The story begins with the boys at home in London, Liverpool and Leeds, giving a context to their varied backgrounds and how they came into the freestyling scene. After managing to blag a flight to New York, the boys start their journey armed only with a plan — no money, no transport, no accommodation. OK, so they're not actually going to starve or freeze to death with a camera crew following their every move, but finding ways to make money and budget are lessons the lads learn fast, and watching them figure it out by teaming together and arguing is pretty entertaining.
The boys do funny things with balls, fruit and whatever they can kick around to try to raise money and get as many freebies as possible to get to Argentina. Freestyling is not exactly molecular physics (rocket science is so overdone), but their skills are pretty cool and it is endearing to see how much passion these boys have.
Do they make it? Ha, that would be telling, but to be honest it doesn't really matter. It soon stops becoming just about meeting Maradona and more about the boys themselves trying to prove — to themselves and others — that they can achieve something after having to deal with problems such as the death of close friends, massive rejection, homelessness and even growing up in a war-torn city. Even if you're not a big football fan you can appreciate the poignancy of a journey made to meet your ultimate hero. Of course, football fans will appreciate it more — even those still unforgiving of Maradona's "Hand of God" goal in the quarter final of the 1986 world cup between England and Argentina (it was over 20 years ago, people).
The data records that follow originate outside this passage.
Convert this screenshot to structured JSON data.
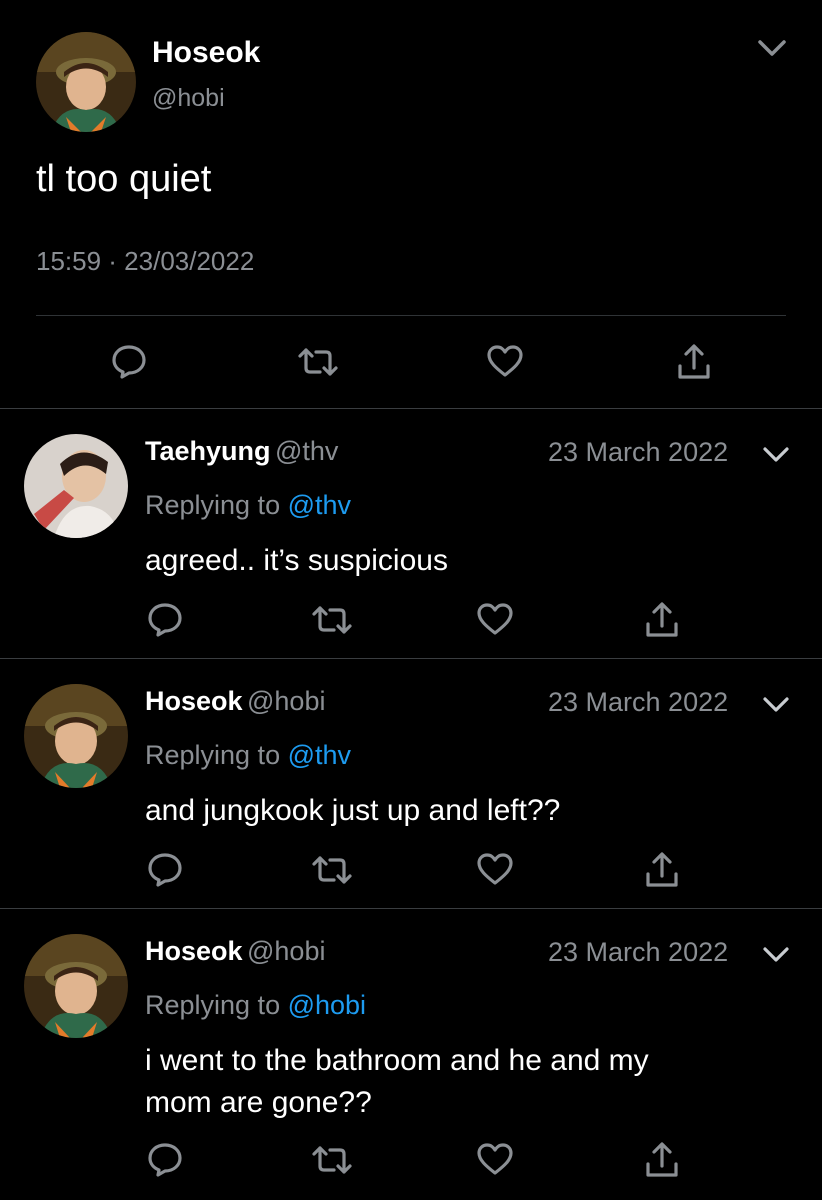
{
  "main_tweet": {
    "name": "Hoseok",
    "handle": "@hobi",
    "text": "tl too quiet",
    "timestamp": "15:59 · 23/03/2022"
  },
  "replies": [
    {
      "name": "Taehyung",
      "handle": "@thv",
      "date": "23 March 2022",
      "replying_prefix": "Replying to ",
      "replying_to": "@thv",
      "text": "agreed.. it’s suspicious"
    },
    {
      "name": "Hoseok",
      "handle": "@hobi",
      "date": "23 March 2022",
      "replying_prefix": "Replying to ",
      "replying_to": "@thv",
      "text": "and jungkook just up and left??"
    },
    {
      "name": "Hoseok",
      "handle": "@hobi",
      "date": "23 March 2022",
      "replying_prefix": "Replying to ",
      "replying_to": "@hobi",
      "text_line1": "i went to the bathroom and he and my",
      "text_line2": "mom are gone??"
    }
  ],
  "icons": {
    "reply": "reply-icon",
    "retweet": "retweet-icon",
    "like": "like-icon",
    "share": "share-icon",
    "more": "chevron-down-icon"
  },
  "colors": {
    "background": "#000000",
    "mention": "#1d9bf0",
    "secondary_text": "#8b8f94"
  }
}
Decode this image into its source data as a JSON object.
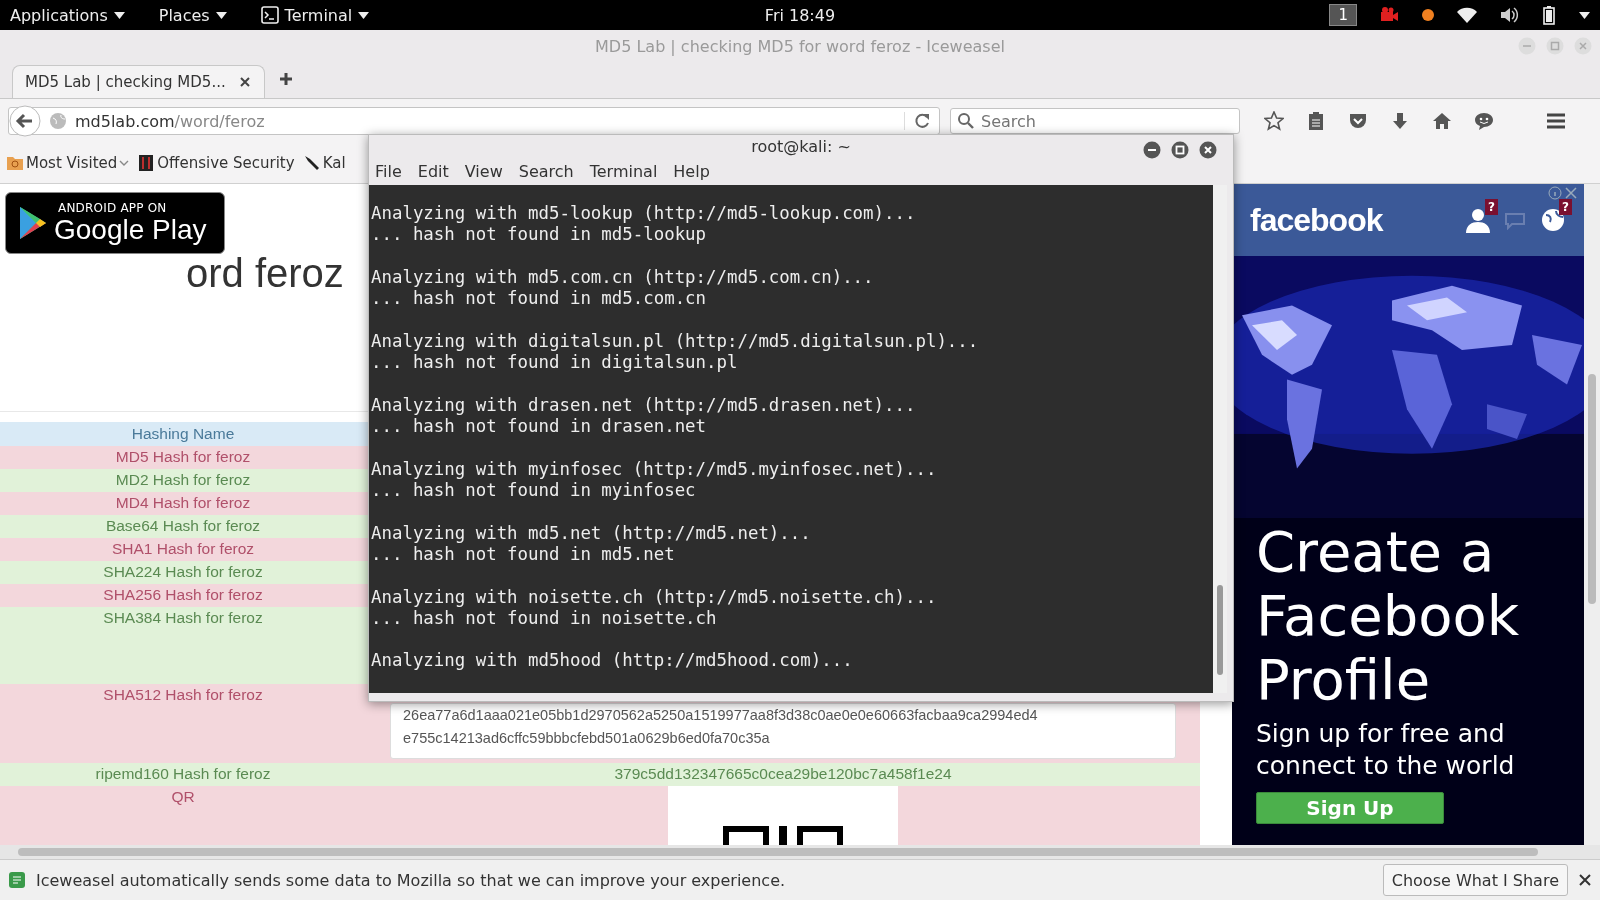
{
  "topbar": {
    "menus": [
      {
        "label": "Applications",
        "kind": "text"
      },
      {
        "label": "Places",
        "kind": "text"
      },
      {
        "label": "Terminal",
        "kind": "app"
      }
    ],
    "clock": "Fri 18:49",
    "workspace": "1"
  },
  "browser": {
    "title": "MD5 Lab | checking MD5 for word feroz - Iceweasel",
    "tabs": [
      {
        "label": "MD5 Lab | checking MD5...",
        "selected": true
      }
    ],
    "url": {
      "host": "md5lab.com",
      "path": "/word/feroz"
    },
    "search": {
      "placeholder": "Search"
    },
    "bookmarks": [
      {
        "label": "Most Visited",
        "kind": "folder"
      },
      {
        "label": "Offensive Security",
        "kind": "site"
      },
      {
        "label": "Kal",
        "kind": "tool"
      }
    ]
  },
  "page": {
    "badge": {
      "top": "ANDROID APP ON",
      "bottom": "Google Play"
    },
    "heading": "ord feroz",
    "table": {
      "columns": [
        "Hashing Name"
      ],
      "rows": [
        {
          "name": "MD5 Hash for feroz",
          "kind": "plain"
        },
        {
          "name": "MD2 Hash for feroz",
          "kind": "plain"
        },
        {
          "name": "MD4 Hash for feroz",
          "kind": "plain"
        },
        {
          "name": "Base64 Hash for feroz",
          "kind": "plain"
        },
        {
          "name": "SHA1 Hash for feroz",
          "kind": "plain"
        },
        {
          "name": "SHA224 Hash for feroz",
          "kind": "plain"
        },
        {
          "name": "SHA256 Hash for feroz",
          "kind": "plain"
        },
        {
          "name": "SHA384 Hash for feroz",
          "kind": "tall"
        },
        {
          "name": "SHA512 Hash for feroz",
          "kind": "textarea",
          "value_lines": [
            "26ea77a6d1aaa021e05bb1d2970562a5250a1519977aa8f3d38c0ae0e0e60663facbaa9ca2994ed4",
            "e755c14213ad6cffc59bbbcfebd501a0629b6ed0fa70c35a"
          ]
        },
        {
          "name": "ripemd160 Hash for feroz",
          "kind": "text",
          "value": "379c5dd132347665c0cea29be120bc7a458f1e24"
        },
        {
          "name": "QR",
          "kind": "qr"
        }
      ]
    }
  },
  "ad": {
    "brand": "facebook",
    "header_icons": [
      {
        "kind": "friends",
        "badge": "?"
      },
      {
        "kind": "messages"
      },
      {
        "kind": "globe",
        "badge": "?"
      }
    ],
    "headline": "Create a Facebook Profile",
    "subline": "Sign up for free and connect to the world",
    "button": "Sign Up"
  },
  "terminal": {
    "title": "root@kali: ~",
    "menu": [
      "File",
      "Edit",
      "View",
      "Search",
      "Terminal",
      "Help"
    ],
    "blocks": [
      {
        "cmd": "Analyzing with md5-lookup (http://md5-lookup.com)...",
        "result": "... hash not found in md5-lookup"
      },
      {
        "cmd": "Analyzing with md5.com.cn (http://md5.com.cn)...",
        "result": "... hash not found in md5.com.cn"
      },
      {
        "cmd": "Analyzing with digitalsun.pl (http://md5.digitalsun.pl)...",
        "result": "... hash not found in digitalsun.pl"
      },
      {
        "cmd": "Analyzing with drasen.net (http://md5.drasen.net)...",
        "result": "... hash not found in drasen.net"
      },
      {
        "cmd": "Analyzing with myinfosec (http://md5.myinfosec.net)...",
        "result": "... hash not found in myinfosec"
      },
      {
        "cmd": "Analyzing with md5.net (http://md5.net)...",
        "result": "... hash not found in md5.net"
      },
      {
        "cmd": "Analyzing with noisette.ch (http://md5.noisette.ch)...",
        "result": "... hash not found in noisette.ch"
      },
      {
        "cmd": "Analyzing with md5hood (http://md5hood.com)..."
      }
    ]
  },
  "notification": {
    "message": "Iceweasel automatically sends some data to Mozilla so that we can improve your experience.",
    "button": "Choose What I Share"
  }
}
The documentary has some really funny moments — whether it's the boys saying stupid things about the 52 United States (bless) or just some of the wacky people they meet along the way, there are a few good chuckle moments. In terms of the film-making, the boys' characters carry a lot of it — but, having said that, the story has great pace and the balance of freestyling skills, the personal tales and the journey make the film as a whole very effective. In the Hands of the Gods is a surprisingly enjoyable and emotional ride that is difficult not to love.